*Data supplied*
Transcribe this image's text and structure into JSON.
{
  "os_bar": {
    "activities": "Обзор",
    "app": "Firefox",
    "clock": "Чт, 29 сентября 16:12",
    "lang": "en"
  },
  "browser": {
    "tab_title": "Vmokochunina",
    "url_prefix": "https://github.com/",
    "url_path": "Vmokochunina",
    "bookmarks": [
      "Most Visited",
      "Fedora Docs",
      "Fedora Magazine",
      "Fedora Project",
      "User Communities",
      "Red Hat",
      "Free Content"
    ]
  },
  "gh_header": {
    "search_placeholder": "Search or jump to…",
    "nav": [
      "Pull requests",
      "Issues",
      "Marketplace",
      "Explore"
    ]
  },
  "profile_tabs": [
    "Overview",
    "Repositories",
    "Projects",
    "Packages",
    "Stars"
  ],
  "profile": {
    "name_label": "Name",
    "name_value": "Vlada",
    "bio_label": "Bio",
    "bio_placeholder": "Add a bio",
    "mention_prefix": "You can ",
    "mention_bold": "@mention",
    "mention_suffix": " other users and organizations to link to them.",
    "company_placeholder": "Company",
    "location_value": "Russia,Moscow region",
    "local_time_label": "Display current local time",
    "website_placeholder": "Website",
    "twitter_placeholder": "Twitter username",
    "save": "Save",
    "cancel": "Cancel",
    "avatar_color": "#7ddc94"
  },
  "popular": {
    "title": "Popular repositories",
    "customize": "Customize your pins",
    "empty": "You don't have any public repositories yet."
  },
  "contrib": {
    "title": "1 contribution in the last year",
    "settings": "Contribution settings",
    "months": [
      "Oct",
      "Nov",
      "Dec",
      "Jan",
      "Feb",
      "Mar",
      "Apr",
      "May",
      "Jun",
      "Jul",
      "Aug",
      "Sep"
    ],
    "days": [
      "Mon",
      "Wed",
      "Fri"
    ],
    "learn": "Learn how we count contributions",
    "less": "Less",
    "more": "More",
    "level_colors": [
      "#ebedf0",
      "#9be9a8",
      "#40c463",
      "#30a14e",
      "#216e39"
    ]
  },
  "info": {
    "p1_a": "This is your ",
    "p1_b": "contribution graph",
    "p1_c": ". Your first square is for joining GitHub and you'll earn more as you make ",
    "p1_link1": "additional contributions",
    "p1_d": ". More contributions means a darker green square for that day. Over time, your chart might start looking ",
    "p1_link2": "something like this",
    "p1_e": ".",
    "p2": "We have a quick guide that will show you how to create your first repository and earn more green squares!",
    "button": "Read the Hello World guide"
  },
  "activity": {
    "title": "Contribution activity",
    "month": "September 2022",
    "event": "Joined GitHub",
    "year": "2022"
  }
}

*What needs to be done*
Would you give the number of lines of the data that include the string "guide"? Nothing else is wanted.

*Task result*
2